Return each line of the data below verbatim; pictures are to be left out.

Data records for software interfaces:

——

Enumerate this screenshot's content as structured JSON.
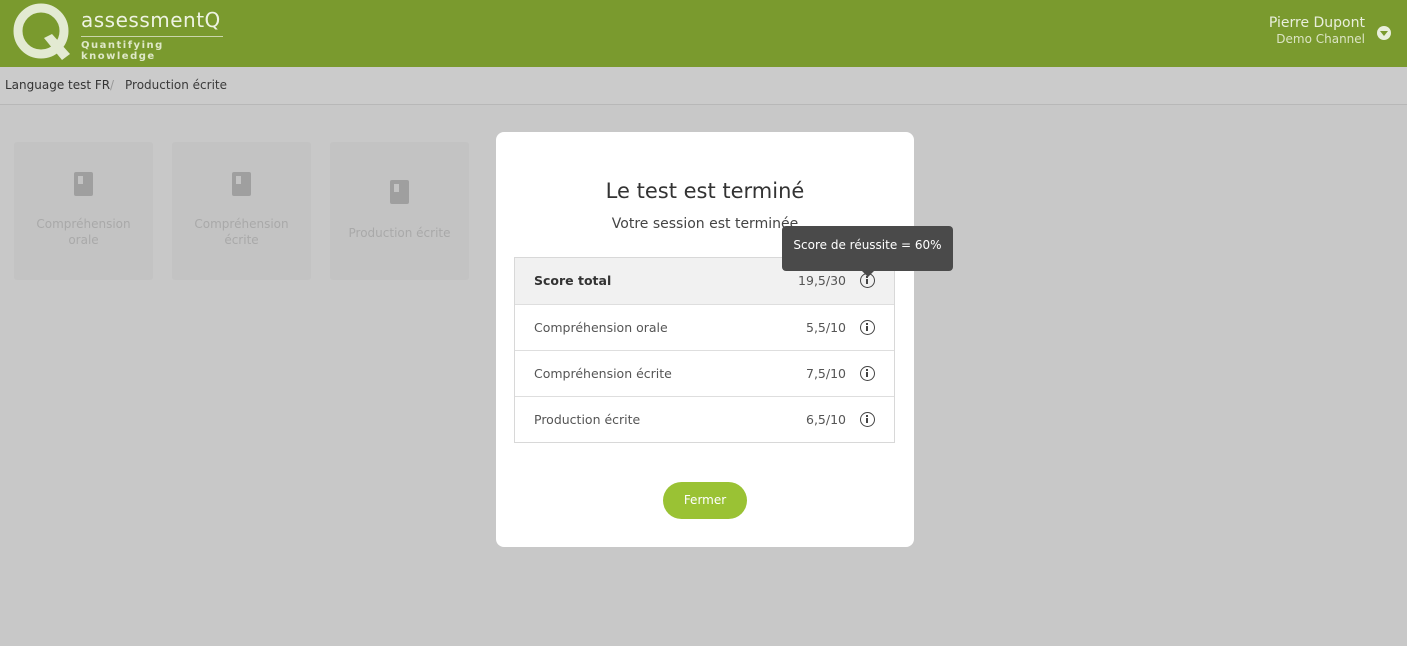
{
  "header": {
    "brand_name": "assessmentQ",
    "brand_tagline": "Quantifying knowledge",
    "user_name": "Pierre Dupont",
    "user_channel": "Demo Channel",
    "accent_color": "#7a9a2e"
  },
  "breadcrumb": {
    "items": [
      "Language test FR",
      "Production écrite"
    ],
    "separator": "/"
  },
  "cards": [
    {
      "label_line1": "Compréhension",
      "label_line2": "orale",
      "icon": "book-icon"
    },
    {
      "label_line1": "Compréhension",
      "label_line2": "écrite",
      "icon": "book-icon"
    },
    {
      "label_line1": "Production écrite",
      "label_line2": "",
      "icon": "book-icon"
    }
  ],
  "modal": {
    "title": "Le test est terminé",
    "subtitle": "Votre session est terminée",
    "rows": [
      {
        "label": "Score total",
        "value": "19,5/30"
      },
      {
        "label": "Compréhension orale",
        "value": "5,5/10"
      },
      {
        "label": "Compréhension écrite",
        "value": "7,5/10"
      },
      {
        "label": "Production écrite",
        "value": "6,5/10"
      }
    ],
    "close_label": "Fermer",
    "button_color": "#9ac234"
  },
  "tooltip": {
    "text": "Score de réussite = 60%"
  }
}
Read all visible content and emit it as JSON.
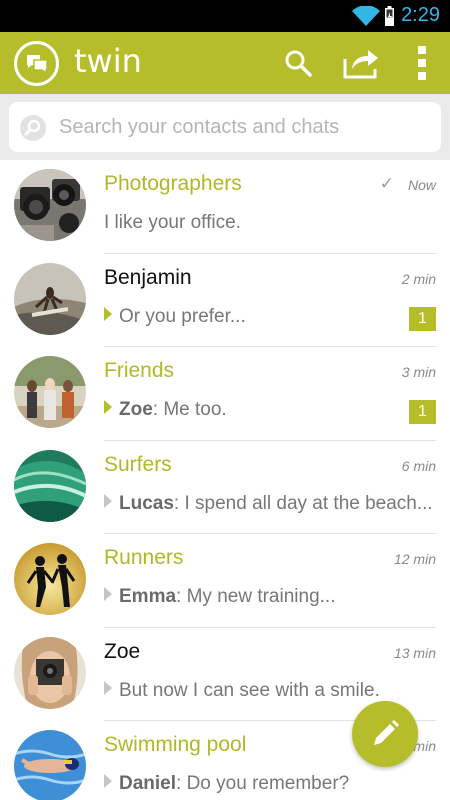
{
  "status_bar": {
    "time": "2:29"
  },
  "app_bar": {
    "title": "twin",
    "logo_icon": "chat-bubbles-icon",
    "actions": [
      "search-icon",
      "share-icon",
      "overflow-menu-icon"
    ]
  },
  "search": {
    "placeholder": "Search your contacts and chats",
    "value": ""
  },
  "colors": {
    "accent": "#b6bd2a",
    "status_bar": "#000000",
    "clock": "#33b5e5"
  },
  "chats": [
    {
      "name": "Photographers",
      "is_group": true,
      "time": "Now",
      "sent_check": true,
      "sender": "",
      "preview": "I like your office.",
      "arrow": "none",
      "unread": ""
    },
    {
      "name": "Benjamin",
      "is_group": false,
      "time": "2 min",
      "sent_check": false,
      "sender": "",
      "preview": "Or you prefer...",
      "arrow": "green",
      "unread": "1"
    },
    {
      "name": "Friends",
      "is_group": true,
      "time": "3 min",
      "sent_check": false,
      "sender": "Zoe",
      "preview": ": Me too.",
      "arrow": "green",
      "unread": "1"
    },
    {
      "name": "Surfers",
      "is_group": true,
      "time": "6 min",
      "sent_check": false,
      "sender": "Lucas",
      "preview": ": I spend all day at the beach...",
      "arrow": "grey",
      "unread": ""
    },
    {
      "name": "Runners",
      "is_group": true,
      "time": "12 min",
      "sent_check": false,
      "sender": "Emma",
      "preview": ": My new training...",
      "arrow": "grey",
      "unread": ""
    },
    {
      "name": "Zoe",
      "is_group": false,
      "time": "13 min",
      "sent_check": false,
      "sender": "",
      "preview": "But now I can see with a smile.",
      "arrow": "grey",
      "unread": ""
    },
    {
      "name": "Swimming pool",
      "is_group": true,
      "time": "14 min",
      "sent_check": false,
      "sender": "Daniel",
      "preview": ": Do you remember?",
      "arrow": "grey",
      "unread": ""
    }
  ],
  "fab": {
    "icon": "pencil-icon"
  }
}
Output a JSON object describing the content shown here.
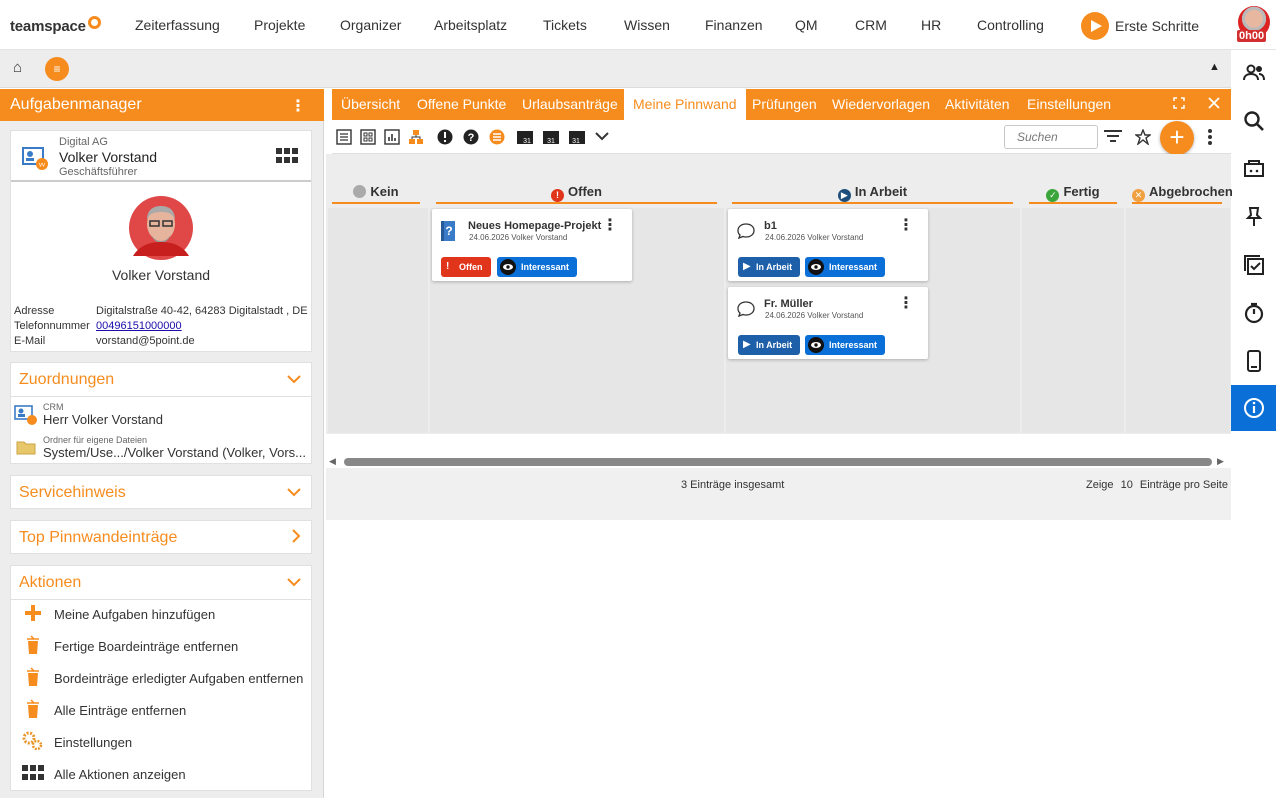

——

* **REPLY TO THE EXERCISE**:
Enumerate this screenshot's content as structured JSON.
{
  "header": {
    "brand_name": "assessmentQ",
    "brand_tagline": "Quantifying knowledge",
    "user_name": "Pierre Dupont",
    "user_channel": "Demo Channel",
    "accent_color": "#7a9a2e"
  },
  "breadcrumb": {
    "items": [
      "Language test FR",
      "Production écrite"
    ],
    "separator": "/"
  },
  "cards": [
    {
      "label_line1": "Compréhension",
      "label_line2": "orale",
      "icon": "book-icon"
    },
    {
      "label_line1": "Compréhension",
      "label_line2": "écrite",
      "icon": "book-icon"
    },
    {
      "label_line1": "Production écrite",
      "label_line2": "",
      "icon": "book-icon"
    }
  ],
  "modal": {
    "title": "Le test est terminé",
    "subtitle": "Votre session est terminée",
    "rows": [
      {
        "label": "Score total",
        "value": "19,5/30"
      },
      {
        "label": "Compréhension orale",
        "value": "5,5/10"
      },
      {
        "label": "Compréhension écrite",
        "value": "7,5/10"
      },
      {
        "label": "Production écrite",
        "value": "6,5/10"
      }
    ],
    "close_label": "Fermer",
    "button_color": "#9ac234"
  },
  "tooltip": {
    "text": "Score de réussite = 60%"
  }
}
Read all visible content and emit it as JSON.
{
  "status_bar": {
    "time": "2:29"
  },
  "app_bar": {
    "title": "twin",
    "logo_icon": "chat-bubbles-icon",
    "actions": [
      "search-icon",
      "share-icon",
      "overflow-menu-icon"
    ]
  },
  "search": {
    "placeholder": "Search your contacts and chats",
    "value": ""
  },
  "colors": {
    "accent": "#b6bd2a",
    "status_bar": "#000000",
    "clock": "#33b5e5"
  },
  "chats": [
    {
      "name": "Photographers",
      "is_group": true,
      "time": "Now",
      "sent_check": true,
      "sender": "",
      "preview": "I like your office.",
      "arrow": "none",
      "unread": ""
    },
    {
      "name": "Benjamin",
      "is_group": false,
      "time": "2 min",
      "sent_check": false,
      "sender": "",
      "preview": "Or you prefer...",
      "arrow": "green",
      "unread": "1"
    },
    {
      "name": "Friends",
      "is_group": true,
      "time": "3 min",
      "sent_check": false,
      "sender": "Zoe",
      "preview": ": Me too.",
      "arrow": "green",
      "unread": "1"
    },
    {
      "name": "Surfers",
      "is_group": true,
      "time": "6 min",
      "sent_check": false,
      "sender": "Lucas",
      "preview": ": I spend all day at the beach...",
      "arrow": "grey",
      "unread": ""
    },
    {
      "name": "Runners",
      "is_group": true,
      "time": "12 min",
      "sent_check": false,
      "sender": "Emma",
      "preview": ": My new training...",
      "arrow": "grey",
      "unread": ""
    },
    {
      "name": "Zoe",
      "is_group": false,
      "time": "13 min",
      "sent_check": false,
      "sender": "",
      "preview": "But now I can see with a smile.",
      "arrow": "grey",
      "unread": ""
    },
    {
      "name": "Swimming pool",
      "is_group": true,
      "time": "14 min",
      "sent_check": false,
      "sender": "Daniel",
      "preview": ": Do you remember?",
      "arrow": "grey",
      "unread": ""
    }
  ],
  "fab": {
    "icon": "pencil-icon"
  }
}
Output a JSON object describing the content shown here.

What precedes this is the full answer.